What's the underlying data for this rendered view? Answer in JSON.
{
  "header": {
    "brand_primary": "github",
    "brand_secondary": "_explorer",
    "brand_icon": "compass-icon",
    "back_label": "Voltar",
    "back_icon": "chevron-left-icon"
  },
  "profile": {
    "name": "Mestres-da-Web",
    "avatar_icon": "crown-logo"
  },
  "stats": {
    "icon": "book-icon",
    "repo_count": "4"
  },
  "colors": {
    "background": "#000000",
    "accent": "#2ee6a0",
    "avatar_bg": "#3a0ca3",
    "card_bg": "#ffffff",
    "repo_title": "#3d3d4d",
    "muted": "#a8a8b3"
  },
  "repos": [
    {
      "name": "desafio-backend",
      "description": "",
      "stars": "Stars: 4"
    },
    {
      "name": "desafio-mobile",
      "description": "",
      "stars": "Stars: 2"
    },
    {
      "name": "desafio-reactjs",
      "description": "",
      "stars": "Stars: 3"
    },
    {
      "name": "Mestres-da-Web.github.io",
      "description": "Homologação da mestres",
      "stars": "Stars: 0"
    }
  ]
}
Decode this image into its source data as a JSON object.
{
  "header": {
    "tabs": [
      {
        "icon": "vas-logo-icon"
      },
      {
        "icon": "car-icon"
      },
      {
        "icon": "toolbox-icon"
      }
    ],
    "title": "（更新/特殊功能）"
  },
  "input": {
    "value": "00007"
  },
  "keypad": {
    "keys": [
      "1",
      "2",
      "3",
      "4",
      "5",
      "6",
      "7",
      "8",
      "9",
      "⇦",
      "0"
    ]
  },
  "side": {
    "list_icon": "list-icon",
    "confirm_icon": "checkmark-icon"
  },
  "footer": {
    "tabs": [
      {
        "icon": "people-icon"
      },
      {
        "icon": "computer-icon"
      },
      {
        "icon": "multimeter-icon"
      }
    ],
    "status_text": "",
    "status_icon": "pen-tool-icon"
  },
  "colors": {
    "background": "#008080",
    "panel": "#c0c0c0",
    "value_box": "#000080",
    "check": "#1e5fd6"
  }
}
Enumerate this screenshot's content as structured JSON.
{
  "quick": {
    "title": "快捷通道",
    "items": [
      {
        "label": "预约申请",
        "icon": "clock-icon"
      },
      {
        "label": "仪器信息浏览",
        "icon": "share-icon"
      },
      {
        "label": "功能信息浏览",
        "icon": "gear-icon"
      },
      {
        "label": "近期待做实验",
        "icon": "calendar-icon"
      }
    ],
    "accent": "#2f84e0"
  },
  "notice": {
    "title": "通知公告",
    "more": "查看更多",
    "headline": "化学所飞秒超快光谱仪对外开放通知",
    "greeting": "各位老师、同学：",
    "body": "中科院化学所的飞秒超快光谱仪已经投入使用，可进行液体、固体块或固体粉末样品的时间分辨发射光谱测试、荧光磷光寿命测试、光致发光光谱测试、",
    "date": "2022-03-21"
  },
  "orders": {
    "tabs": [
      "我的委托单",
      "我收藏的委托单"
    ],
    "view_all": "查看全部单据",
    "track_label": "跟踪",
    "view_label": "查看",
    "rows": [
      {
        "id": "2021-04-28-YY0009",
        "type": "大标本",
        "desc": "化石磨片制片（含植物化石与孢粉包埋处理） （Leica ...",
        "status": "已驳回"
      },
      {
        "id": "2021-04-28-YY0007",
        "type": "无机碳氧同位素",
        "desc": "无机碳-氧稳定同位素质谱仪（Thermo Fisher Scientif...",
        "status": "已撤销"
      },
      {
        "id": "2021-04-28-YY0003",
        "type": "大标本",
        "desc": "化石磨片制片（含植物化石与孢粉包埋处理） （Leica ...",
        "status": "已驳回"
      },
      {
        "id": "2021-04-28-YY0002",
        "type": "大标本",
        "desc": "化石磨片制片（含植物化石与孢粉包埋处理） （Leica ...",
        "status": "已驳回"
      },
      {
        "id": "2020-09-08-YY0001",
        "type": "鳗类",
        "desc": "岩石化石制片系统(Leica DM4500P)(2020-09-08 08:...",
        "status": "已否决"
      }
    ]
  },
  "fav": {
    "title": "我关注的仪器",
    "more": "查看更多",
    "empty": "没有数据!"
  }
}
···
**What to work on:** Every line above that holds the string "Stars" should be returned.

**Solution to this problem:**
      "stars": "Stars: 4"
      "stars": "Stars: 2"
      "stars": "Stars: 3"
      "stars": "Stars: 0"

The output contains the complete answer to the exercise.